___ RECORDED INFORMATION
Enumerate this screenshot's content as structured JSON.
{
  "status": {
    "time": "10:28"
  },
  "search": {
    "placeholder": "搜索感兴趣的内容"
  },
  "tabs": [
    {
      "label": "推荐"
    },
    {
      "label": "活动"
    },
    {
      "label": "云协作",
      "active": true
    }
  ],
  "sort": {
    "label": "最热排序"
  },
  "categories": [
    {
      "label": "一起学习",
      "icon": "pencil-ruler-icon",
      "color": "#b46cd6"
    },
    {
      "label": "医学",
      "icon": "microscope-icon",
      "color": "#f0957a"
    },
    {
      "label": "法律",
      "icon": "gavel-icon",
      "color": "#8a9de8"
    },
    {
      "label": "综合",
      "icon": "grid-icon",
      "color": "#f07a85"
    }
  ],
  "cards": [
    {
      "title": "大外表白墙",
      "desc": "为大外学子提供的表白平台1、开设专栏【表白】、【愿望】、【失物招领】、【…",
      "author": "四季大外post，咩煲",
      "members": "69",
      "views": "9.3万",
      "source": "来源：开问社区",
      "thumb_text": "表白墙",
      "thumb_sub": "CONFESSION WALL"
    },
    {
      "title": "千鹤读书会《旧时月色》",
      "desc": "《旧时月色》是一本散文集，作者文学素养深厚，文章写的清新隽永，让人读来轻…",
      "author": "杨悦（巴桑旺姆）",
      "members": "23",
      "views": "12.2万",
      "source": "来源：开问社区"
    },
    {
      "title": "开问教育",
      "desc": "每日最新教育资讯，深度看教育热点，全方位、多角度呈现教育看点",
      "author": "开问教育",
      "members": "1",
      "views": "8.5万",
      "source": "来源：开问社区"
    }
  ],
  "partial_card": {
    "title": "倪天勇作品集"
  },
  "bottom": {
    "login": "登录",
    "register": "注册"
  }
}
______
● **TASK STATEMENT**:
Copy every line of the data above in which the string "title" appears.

● **EXERCISE OUTPUT**:
      "title": "大外表白墙",
      "title": "千鹤读书会《旧时月色》",
      "title": "开问教育",
    "title": "倪天勇作品集"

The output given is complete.